Warden Seixas’s letter immediately brought forth from Washington the now-famous response, undated but sent on August 21, 1790. As a number of commentators have remarked, it has sometimes been overlooked how good a politician George Washington could sometimes be. Picking right up on Seixas’s theme, and using some of Seixas’s own language, he noted that in the United States “[a]ll possess alike liberty of conscience and immunities of citizenship,” and that the government of the United States “gives to bigotry no sanction, to persecution no assistance.” These are the words for which the letter remains famous.
Whatever showmanship, whatever little bits of business Bruce Springsteen employs to bolster this illusion—the illusion that we are all together, in a small place, where we might be spattered with the performer’s sweat, where one might be able to get from one side of the room to the other by sliding—are in the service of a much greater illusion: that rock and roll still matters, that it can take you away from your dull daily cares, that it can transport you.
Food delivery in New York City is nothing new: it’s been possible to have pizza or Chinese takeout brought to your door since the 1950s. Yet in the newer online delivery industry, startups, flush with venture capital, have both altered and entrenched this historically exploitative low-wage work. The higher profile and PR consciousness of the new app firms curb some of the job’s worst abuses and offer the potential for better wages, but they also formalize its precariousness: like most gig workers, couriers are classified as independent contractors rather than employees. Online delivery work offers a particularly clear example of the contractor model’s pitfalls when it is applied to a physical and hazardous job.

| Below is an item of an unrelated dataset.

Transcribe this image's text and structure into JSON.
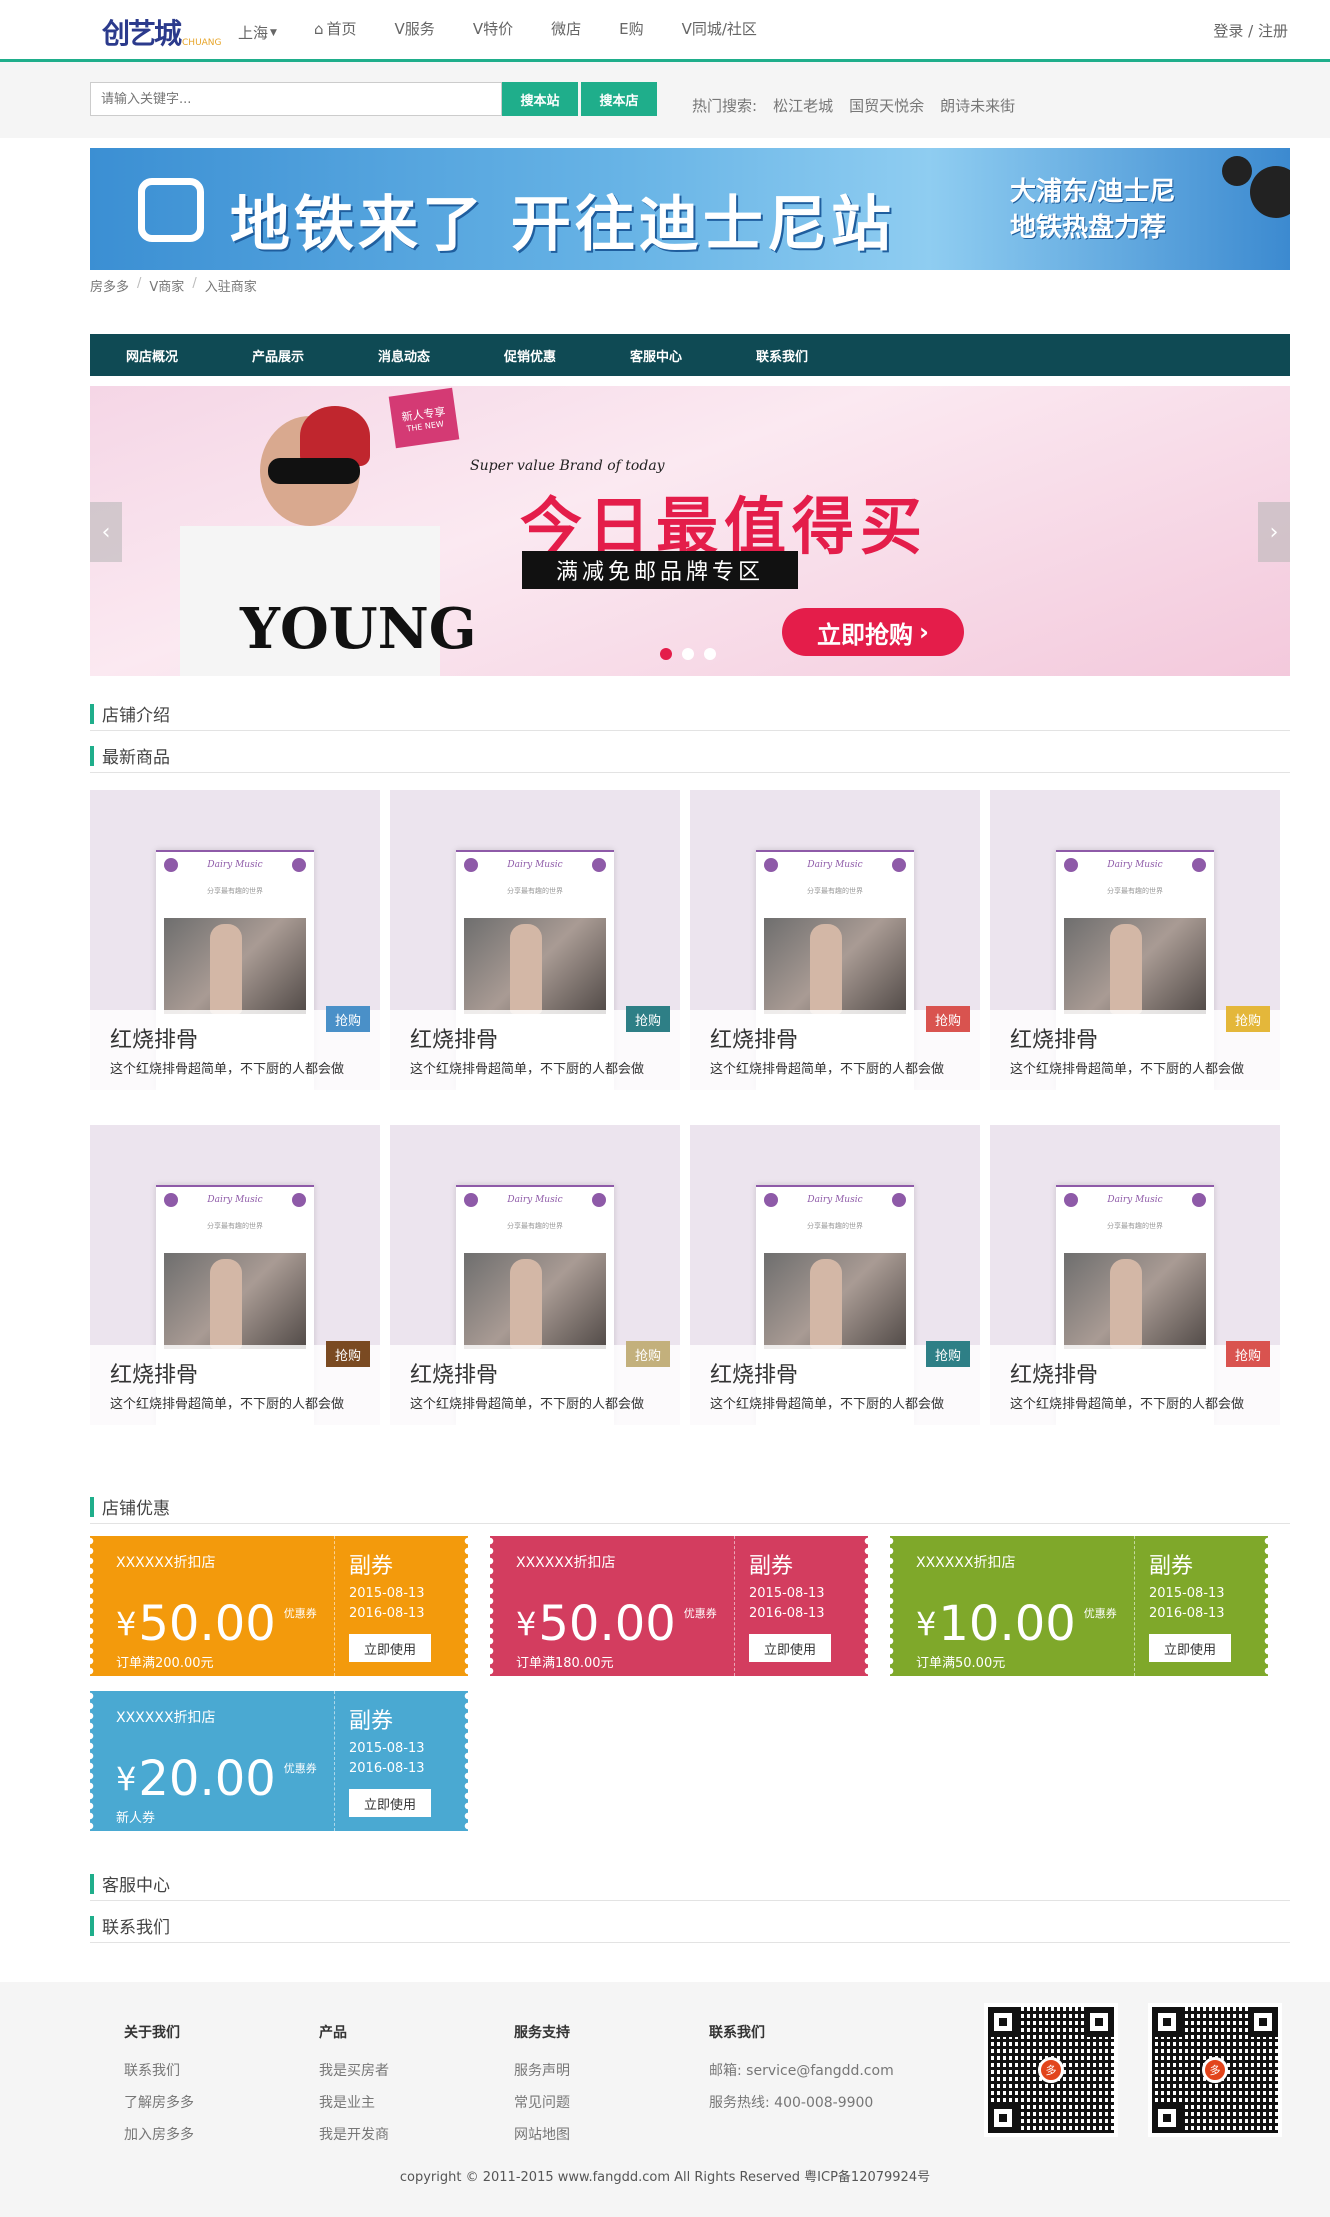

Andrea Long Chu: I think you’re saying the penis is inherently a cheat. So cheating does seem inescapable to me. At least from an audience member’s perspective, I don’t stress about it as an ethical question. But that’s not my job; maybe it’s your job. Jacqueline Novak: That’s why it’s an art, not whatever else. I’m not an academic. It’s art, and therefore a little drop of paint here, a little drop of paint there—it’s not a perfect argument. It’s a piece. It’s a living thing that nudges ideas around.
As Greta Thunberg says, “We cannot solve an emergency without treating it like an emergency.” We have to “act as if the house is on fire, because it is.” That does not mean we simply need a New Deal painted green, or a Marshall Plan with solar panels. We need changes of a different quality and character. A new vision of what humanity can be is emerging. It is coming from the streets, from the schools, from workplaces, and even from inside houses of government. When the future of life is at stake, there is nothing we cannot achieve.
“As I see it,” wrote Arnautoff in 1935, “the artist is a critic of society.” That critical stance underpinned The Life of George Washington and much the artist’s public work. The #paintitdown advocates, however, did not see the portrayals of Washington as indictments of the myth. They refuted assertions about the murals’ pedagogical significance, insisting that the feelings of some members of a long-oppressed minority group trumped claims by academic experts, whose views they regarded as racist. The progressive school board accepted this argument virtually without question, saying that it was acting in solidarity with people whose voices were too often not heard.
For many Americans, particularly progressive Americans dismayed at all but a handful of Republicans’ willingness to criticize President Trump, this parliamentary insurgency to thwart Johnson has made Bercow a British role-model. Appealing as this narrative is, however, it contains significant omissions. Bercow’s resignation this week was not merely a punctuation point in the magical-realist telenovela that is Britain’s attempt to exit the European Union. It marks an intersection between two sweeping international movements: a story as much about #MeToo, which casts Bercow as a villain, as it is about the wave of populism against which Bercow has cast himself as resistance hero.
“All my favorite singers couldn’t sing,” David Berman crooned. Berman—along with other indie greats also gone too young: the sublime, alcoholic Jason Molina of the Magnolia Electric Company or Mark Linkous from the band Sparklehorse—was openly troubled, openly poetic, openly marginal, openly sloppy, and openly democratic. He had what the writer Seymour Krim, in his famous 1971 essay on American failure and his own, called “the voice of scars and stars talking.”
What is exciting about translation, then, is not the notion that it has delivered a hundred percent, or that the entire world of human feeling can be made available to us in our own idiom—a fantasy that will only induce complacency—but its encouragement to move toward, or at least become aware of, what we do not know; translation as a wake-up call, and an instrument to spur us to more effort, not to have us sit back and applaud another successful worldwide publishing phenomenon.
The giant yellow billboard near the Arab town of Nahef in northern Israel declares in Arabic, “This time, we are the decision-makers.” It is a reminder to the nearly 2 million Arab citizens of Israel that in this election, which will be held on September 17, they could decide Israel’s future as a democratic state. Their votes, should they choose to wield them, have the power to end the reign of Benjamin Netanyahu, now Israel’s longest-serving prime minister.